Hollywood's response to the #MeToo era has been fragmented, to say the least. Whether it's virtue signalling at awards ceremonies (before letting the very abusers they've denounced continue to have careers) or sensationalising high profile-cases, such as in Fox News dramedy disaster 'Bombshell', there have been very few instances where Hollywood has actually understood the gravity of the issue, or how to accurately portray it in all its quiet, unspoken horror. 'The Assistant', written and directed by Australian Kitty Green, is one of the very first films that cuts the perceived glamour out of the issue and shows just how ingrained harassment is in workplace culture.
Taking place over the course of one day, the film follows Jane (Julia Garner, TV's 'Ozark'), a recent employee of a New York-based entertainment mogul, through the mundanities of her position. Eyes are rarely on Jane while she organises her boss' trips, cleans his meeting rooms, and receives packages, but her unease is palpable. Is it due to the fact that Jane, an aspiring screenwriter, is scared that something as small as an administration mistake could screw up this chance to further her career? Or is it due to the stains and jewellery on her boss' couch, his crying wife demanding to know why her funds have been cut off, and the very young waitress (Kristine Froseth, TV's 'Looking for Alaska') he's recently snapped up as a new assistant? It doesn't take a rocket scientist to figure out that Jane's boss is power-drunk and dangerous, but Green never explicitly tells her audience that. Instead, we are left to assume the worst of a man we never even see on screen, instead only hearing his growls through walls or over the phone as he berates Jane, which only adds to his threatening aura. It makes for a bone-chilling experience.
It's impossible to imagine 'The Assistant' working nearly as well as it does without Julia Garner. Green has struck gold with her lead star, whose non-verbal acting carries the entire film. Jane knows very well that one wrong word could end her career, and it's up to her eyes to scream for help from her workmates, from HR, from other women in her workplace. 'The Assistant' may not seem like the kind of film that would benefit from a big theatre experience, but a large screen to read emails on Jane's screen and a great sound system to pick up on whispers and phone calls throughout the office only add to the experience. Green has stated that she spoke to hundreds of women about their personal experiences in workplaces such as the one in 'The Assistant' to assist in writing the screenplay, making the film more authentic and highlighting just how normalised the institutionalised demoralisation of women has become.

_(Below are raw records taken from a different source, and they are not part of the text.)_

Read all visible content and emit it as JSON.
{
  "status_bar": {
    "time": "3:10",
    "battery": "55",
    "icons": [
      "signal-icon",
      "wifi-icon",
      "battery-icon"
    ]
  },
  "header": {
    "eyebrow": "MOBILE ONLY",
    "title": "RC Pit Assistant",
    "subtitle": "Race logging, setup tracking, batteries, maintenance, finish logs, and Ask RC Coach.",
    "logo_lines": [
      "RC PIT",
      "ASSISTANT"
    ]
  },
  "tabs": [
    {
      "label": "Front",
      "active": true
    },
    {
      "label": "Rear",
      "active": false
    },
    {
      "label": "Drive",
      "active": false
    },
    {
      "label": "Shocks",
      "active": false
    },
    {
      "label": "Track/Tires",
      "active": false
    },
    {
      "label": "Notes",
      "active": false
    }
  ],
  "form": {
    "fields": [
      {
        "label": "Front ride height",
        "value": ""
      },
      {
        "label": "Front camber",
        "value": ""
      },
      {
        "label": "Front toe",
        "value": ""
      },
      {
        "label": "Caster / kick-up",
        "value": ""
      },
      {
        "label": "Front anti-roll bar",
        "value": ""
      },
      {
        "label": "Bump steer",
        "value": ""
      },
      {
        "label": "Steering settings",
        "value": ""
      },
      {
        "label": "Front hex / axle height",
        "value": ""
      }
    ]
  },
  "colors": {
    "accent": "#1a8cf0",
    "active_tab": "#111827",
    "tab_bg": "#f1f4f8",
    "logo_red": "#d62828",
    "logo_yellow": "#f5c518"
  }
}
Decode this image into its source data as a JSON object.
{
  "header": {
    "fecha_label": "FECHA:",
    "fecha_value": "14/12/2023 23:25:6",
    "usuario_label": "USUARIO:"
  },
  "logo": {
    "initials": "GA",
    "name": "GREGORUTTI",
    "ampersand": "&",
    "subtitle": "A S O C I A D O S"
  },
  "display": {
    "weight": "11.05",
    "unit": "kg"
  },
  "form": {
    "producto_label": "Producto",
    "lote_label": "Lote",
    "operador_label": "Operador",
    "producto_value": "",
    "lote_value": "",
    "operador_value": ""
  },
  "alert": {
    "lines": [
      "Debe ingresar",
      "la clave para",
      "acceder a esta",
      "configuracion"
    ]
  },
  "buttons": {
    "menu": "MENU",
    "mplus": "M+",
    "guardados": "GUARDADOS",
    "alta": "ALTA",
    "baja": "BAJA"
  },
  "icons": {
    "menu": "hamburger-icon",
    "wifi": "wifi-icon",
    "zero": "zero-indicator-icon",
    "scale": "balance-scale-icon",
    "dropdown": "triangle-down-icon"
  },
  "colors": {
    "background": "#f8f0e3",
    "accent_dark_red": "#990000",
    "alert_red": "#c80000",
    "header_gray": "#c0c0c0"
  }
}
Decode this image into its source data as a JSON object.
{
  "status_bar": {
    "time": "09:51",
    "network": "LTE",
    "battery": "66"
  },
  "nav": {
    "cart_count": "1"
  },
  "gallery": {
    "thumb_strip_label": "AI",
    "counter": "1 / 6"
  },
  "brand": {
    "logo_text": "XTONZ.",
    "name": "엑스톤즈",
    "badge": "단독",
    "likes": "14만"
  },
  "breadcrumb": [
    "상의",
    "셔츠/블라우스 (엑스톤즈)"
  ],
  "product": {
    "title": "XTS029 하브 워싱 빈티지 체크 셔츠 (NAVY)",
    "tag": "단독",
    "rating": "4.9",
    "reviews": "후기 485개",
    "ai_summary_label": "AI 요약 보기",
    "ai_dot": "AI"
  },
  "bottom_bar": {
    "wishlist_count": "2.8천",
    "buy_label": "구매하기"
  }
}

The miracle of 'The Assistant' is how it manages to do so much with so little.
The miracle of 'The Assistant' is how it manages to do so much with so little. To the wrong audience, its gulfs of dialogue-less moments may seem boring; however, when given the attention it deserves, the anger and fear bubbling under the surface are impossible to ignore. The micro-aggressions and gaslighting Jane faces throughout the day sting no less than the moments of kindness from her workmates and her boss, as if they are meant to make up for yelling at Jane over something as inconsequential as getting a sandwich order wrong. Green heightens the hostility of Jane's work environment by saturating the film in cool tones and shooting in rooms with harsh fluorescent lighting, adding to Jane's discomfort as she slouches forward in an attempt to go as unseen as possible.
You'd be hard-pressed to find a film that moves with such unassuming intensity as 'The Assistant', a film that demands full attention from its audience to tell a frustratingly normalised story of frustrating normalised harassment. It's a quiet film brimming with power, one that is not to be missed.